To understand dramatic irony, it is important to understand the meaning of irony and the three basic types of irony.
Irony basically means “To say one thing but to mean something else.”
Irony defined is a dryly humorous figure of speech in which the literal meaning of a word or statement is the opposite of that intended. In literature, it is the technique of indicating an intention or attitude opposed to what is actually stated.
Many stories will have one or more of these types of irony: verbal; situation; and/or dramatic.
Verbal irony---This type of irony has comes when words have a duality of meaning. This is the classic form of irony. The words that are used carry a double message. The first meaning of the word runs parallel to the mocking or sardonic meaning ascribed to the word. Irony is neither bitter nor sarcastic. The character in the story primarily uses his ironic words as controlled exaggeration.

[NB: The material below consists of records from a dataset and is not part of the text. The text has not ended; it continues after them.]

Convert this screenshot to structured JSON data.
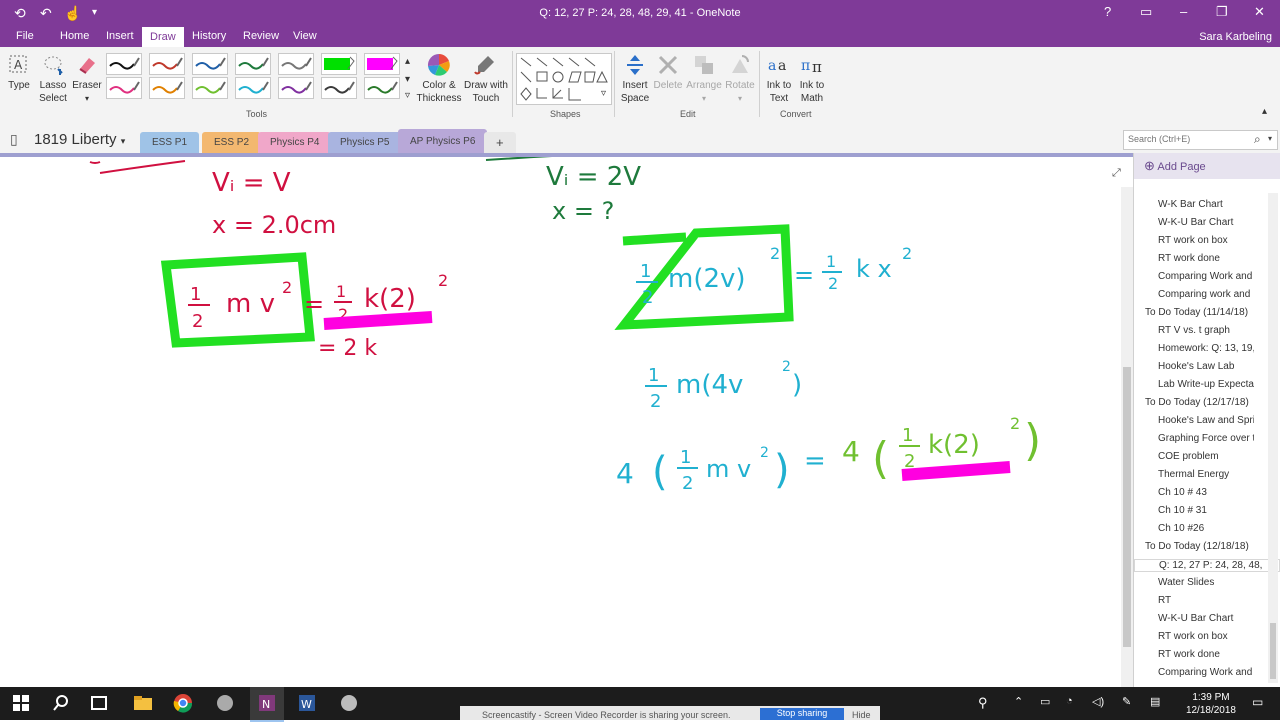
{
  "window": {
    "title": "Q: 12, 27 P: 24, 28, 48, 29, 41 - OneNote",
    "user": "Sara Karbeling",
    "help": "?"
  },
  "ribbon_tabs": [
    "File",
    "Home",
    "Insert",
    "Draw",
    "History",
    "Review",
    "View"
  ],
  "ribbon": {
    "type": "Type",
    "lasso_select": [
      "Lasso",
      "Select"
    ],
    "eraser": "Eraser",
    "tools_group": "Tools",
    "color_thickness": [
      "Color &",
      "Thickness"
    ],
    "draw_with_touch": [
      "Draw with",
      "Touch"
    ],
    "shapes_group": "Shapes",
    "insert_space": [
      "Insert",
      "Space"
    ],
    "delete": "Delete",
    "arrange": "Arrange",
    "rotate": "Rotate",
    "edit_group": "Edit",
    "ink_to_text": [
      "Ink to",
      "Text"
    ],
    "ink_to_math": [
      "Ink to",
      "Math"
    ],
    "convert_group": "Convert",
    "pen_colors": [
      "#111111",
      "#c0392b",
      "#1f5fa8",
      "#1e7a3c",
      "#777777",
      "#00e000",
      "#ff00ff",
      "#e03080",
      "#e08000",
      "#70c030",
      "#20b0d0",
      "#8030a0",
      "#3a3a3a",
      "#2a7a2a"
    ]
  },
  "notebook": {
    "name": "1819 Liberty",
    "sections": [
      {
        "label": "ESS P1",
        "color": "#9fc3e7"
      },
      {
        "label": "ESS P2",
        "color": "#f3b870"
      },
      {
        "label": "Physics P4",
        "color": "#f0a7c9"
      },
      {
        "label": "Physics P5",
        "color": "#a9b4e0"
      },
      {
        "label": "AP Physics P6",
        "color": "#b8a8d8"
      }
    ],
    "add_section": "+"
  },
  "search": {
    "placeholder": "Search (Ctrl+E)"
  },
  "pages": {
    "add_page": "Add Page",
    "items": [
      {
        "label": "W-K Bar Chart",
        "indent": 1
      },
      {
        "label": "W-K-U Bar Chart",
        "indent": 1
      },
      {
        "label": "RT work on box",
        "indent": 1
      },
      {
        "label": "RT work done",
        "indent": 1
      },
      {
        "label": "Comparing Work and",
        "indent": 1
      },
      {
        "label": "Comparing work and",
        "indent": 1
      },
      {
        "label": "To Do Today (11/14/18)",
        "indent": 0
      },
      {
        "label": "RT V vs. t graph",
        "indent": 1
      },
      {
        "label": "Homework: Q: 13, 19,",
        "indent": 1
      },
      {
        "label": "Hooke's Law Lab",
        "indent": 1
      },
      {
        "label": "Lab Write-up Expecta",
        "indent": 1
      },
      {
        "label": "To Do Today (12/17/18)",
        "indent": 0
      },
      {
        "label": "Hooke's Law and Spri",
        "indent": 1
      },
      {
        "label": "Graphing Force over t",
        "indent": 1
      },
      {
        "label": "COE problem",
        "indent": 1
      },
      {
        "label": "Thermal Energy",
        "indent": 1
      },
      {
        "label": "Ch 10 # 43",
        "indent": 1
      },
      {
        "label": "Ch 10 # 31",
        "indent": 1
      },
      {
        "label": "Ch 10 #26",
        "indent": 1
      },
      {
        "label": "To Do Today (12/18/18)",
        "indent": 0
      },
      {
        "label": "Q: 12, 27 P: 24, 28, 48,",
        "indent": 1,
        "selected": true
      },
      {
        "label": "Water Slides",
        "indent": 1
      },
      {
        "label": "RT",
        "indent": 1
      },
      {
        "label": "W-K-U Bar Chart",
        "indent": 1
      },
      {
        "label": "RT work on box",
        "indent": 1
      },
      {
        "label": "RT work done",
        "indent": 1
      },
      {
        "label": "Comparing Work and",
        "indent": 1
      }
    ]
  },
  "taskbar": {
    "time": "1:39 PM",
    "date": "12/18/2018"
  },
  "notification": {
    "text": "Screencastify - Screen Video Recorder is sharing your screen.",
    "stop": "Stop sharing",
    "hide": "Hide"
  },
  "ink": {
    "left_line1": "Vᵢ = V",
    "left_line2": "x = 2.0cm",
    "right_line1": "Vᵢ = 2V",
    "right_line2": "x = ?"
  }
}
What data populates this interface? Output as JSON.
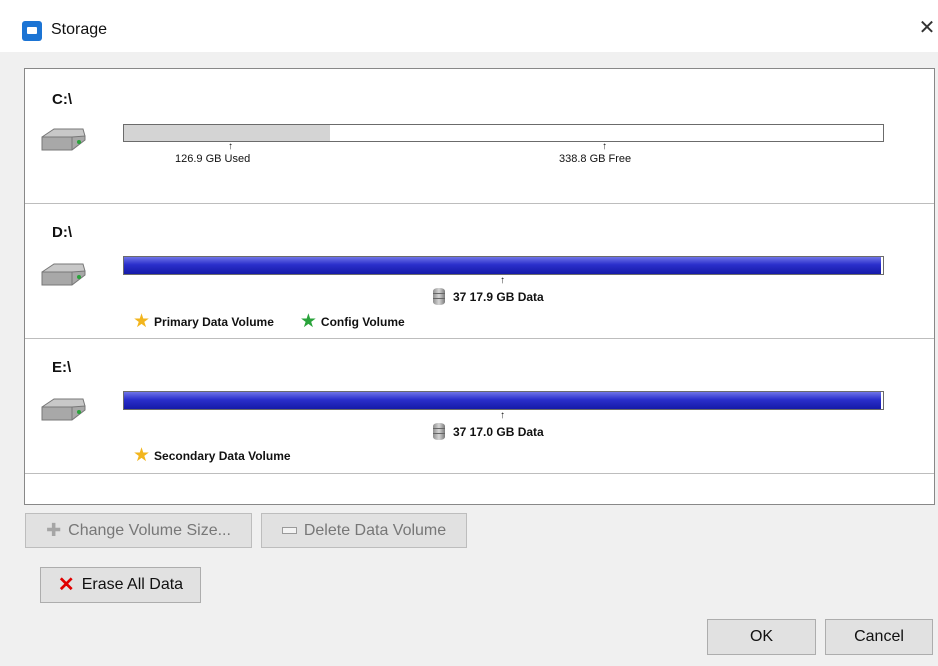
{
  "window": {
    "title": "Storage",
    "close_icon": "close-icon"
  },
  "volumes": [
    {
      "drive": "C:\\",
      "icon": "hard-drive-icon",
      "used_fraction": 0.272,
      "used_label": "126.9 GB Used",
      "free_label": "338.8 GB Free"
    },
    {
      "drive": "D:\\",
      "icon": "hard-drive-icon",
      "data_fraction": 0.997,
      "data_label": "37 17.9 GB Data",
      "tags": [
        {
          "label": "Primary Data Volume",
          "color": "#f2b51d",
          "icon": "star-icon"
        },
        {
          "label": "Config Volume",
          "color": "#2aa33b",
          "icon": "star-icon"
        }
      ]
    },
    {
      "drive": "E:\\",
      "icon": "hard-drive-icon",
      "data_fraction": 0.997,
      "data_label": "37 17.0 GB Data",
      "tags": [
        {
          "label": "Secondary Data Volume",
          "color": "#f2b51d",
          "icon": "star-icon"
        }
      ]
    }
  ],
  "buttons": {
    "change_volume_size": "Change Volume Size...",
    "delete_data_volume": "Delete Data Volume",
    "erase_all_data": "Erase All Data",
    "ok": "OK",
    "cancel": "Cancel"
  },
  "colors": {
    "accent": "#1c74d4",
    "used_bar": "#d4d4d4",
    "data_bar": "#2a2fcb",
    "erase_icon": "#e00000"
  }
}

Situational irony—This type of irony is found when actions have an effect that is the opposite from what was intended or expected. Situational irony is also called irony of events. This irony is best defined as a situation where the outcome is inconsistent with what was anticipated. An example might be if a man takes great care to avoid stepping in dog poop and instead slips and falls in it because of a banana peel.
Dramatic irony—This type of irony is used when the audience has knowledge of the fate awaiting the characters. "The characters expect their actions to lead them to triumph, but since readers know what lies in store, the characters’ confidence is ironic." Dramatic irony makes the characters have an inescapable fate, which replaces suspense with tension as readers know that outcome.
In addition, dramatic irony occurs when "the words and actions of the characters have a different meaning for the audience or reader than they have for the characters." The reader knows more than the characters do.
Examples of dramatic irony
“The Cask of Amontillado” is a perfect example of dramatic irony. Montresor, a murderer, relates the details of the murder of his enemy fifty years after the crime. Fortunato, his rival, insults Montresor. The reader knows from the beginning what is in store for the ironically named Fortunato, who fate is not lucky. Montresor lures Fortunato down into a catacomb by referring to Fortunato’s weakness, wine. Montresor claims that he knows that Fortunato is an expert concerning Amontillado, a rare wine. Fortunato expects to drink some wine. Because he has already had too much to drink, he misses very clue that Montresor drops along the way. The story culminates in the shackling of Fortunate in a niche and being entombed while alive.
Another example comes from Shakespeare’s Julius Caesar. In Act II, Julius Caesar’s wife Calpurnia has a bad dream which frightens her. She tells Caesar that he should not go to the Capitol despite the fact that he is to be offered the crown of Rome that day. After hearing from the prophets who have opened an animal and discovered it had not heart, Caesar decides that he will stay at home. The audience knows that the conspirators plan to assassinate him that day. When all of the conspirators show up to escort Caesar to the senate, Caesar is proud that his good friends have come to take him to the Capitol. He changes his mind and goes with them. The audience knows that he goes to his death. This is dramatic irony.